In recent years, however, enrollment has picked up.
This fall, there were 5,455 students in KSU residence halls, a figure that has increased steadily over the past four years, said Charles Rickard, associate vice-president for enrollment services at KSU.
Foley said some reasons for the increased enrollment are efforts by KSU's admissions department, which sponsors "yield receptions" to spark interest in KSU. The receptions are held in large cities in Ohio and neighboring states, and perspective students are invited. KSU has also looked at increasing scholarships to draw students to the university.
Meanwhile, figures from Kent's building division show that between 1990 and 1997, there were 265 new single family homes, 30 duplexes and 232 multi-family units, Community Development Director Louis Zunguze said.
Kent has three newer housing developments, River Bend, Forest Lakes and Fieldstone, and all three developments are expanding.
"We have not seen a decline at all," Zunguze said. "We've seen a steady growth, and it gives us a good sense of where we're going. We can plan nicely."
Ravenna is witnessing the construction of three separate housing developments. More than 230 homes will speckle about 100 acres at Annevar Estates near the junction of Diamond and Lake streets, where utility-lines and new streets are under construction, Miller said.
The nearby Diamond Acres development has been approved for 30 homes, 12 of which are completed. In addition, Woodland Trails on Sapp Road has been approved for 83 homes, Miller said.
Since 1995, Ravenna has also seen the construction of Portage Terrace on Coe Road, which houses between 60 and 70 units, each occupied by three to four tenants. In addition, the Springtree Condominiums on Bryn Mawr Street will likely add another 80 residents and the Bryn Mawr Glen Apartments, a 50-apartment facility for elderly residents, opened in October.
"I don't know how these latest population estimates were derived, but I suspect they are flawed by false assumptions," Miller said. "Nobody consulted us for any data concerning the number of the building permits we've issued."
"We build at least 10 new houses every year on isolated lots throughout the city," Miller added. "It's like ringing a bell."
Erickson echoed Miller's rebuttal.
"I think they're barking up the wrong tree," she said, in reference to the report's conclusions. "Between 1990 and 1995, Ravenna added 301 dwelling units to its residential base. This would add some 840 people to Ravenna's residential base, lifting its total population to 12,900," she said.
Eighteen homes have been razed in Ravenna since 1990, but most of these were unoccupied. In addition, between 50 and 60 apartment units have been closed since 1991, Miller said.
Future growth in Ravenna will be limited by the city's size. Ravenna measures only 4.2 square miles, Miller said. But "nobody ever wanted to make a Cleveland out of Ravenna," he said. "Growth is obviously a catch-22. A city must manage growth to meet its demands for revenue without overextending its capacity. I think we're doing that in Ravenna."

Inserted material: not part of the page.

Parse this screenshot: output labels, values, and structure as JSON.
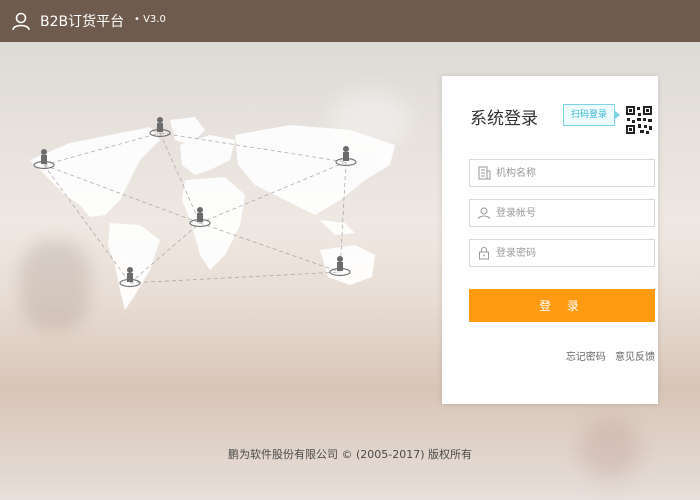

Sylvia Chinn-Levy, an economic development planner with the Northeast Ohio Four County Regional Planning and Development Organization said so far, she has heard complaints from Kent and Hudson, where officials thought their population numbers were too low.
The department has indicated it would revisit the most recent census figures, noting there were some inconsistencies, she said. So far, however, the department has stated the inconsistencies dealt with things like townships being named incorrectly.
"I asked them if the gains and losses were also incorrect, but I haven't gotten an answer yet," she said.
NEFCO developed a set of population projections for the region for 1995 through 2020. Those projections predicted that Kent's population would grow to 29,959 by 1995, and Ravenna's population was expected to grow to 12,261. The projections also predicted slightly higher growth rates for Aurora and Streetsboro.
"The census figures seem low, especially when it comes to Kent," she said.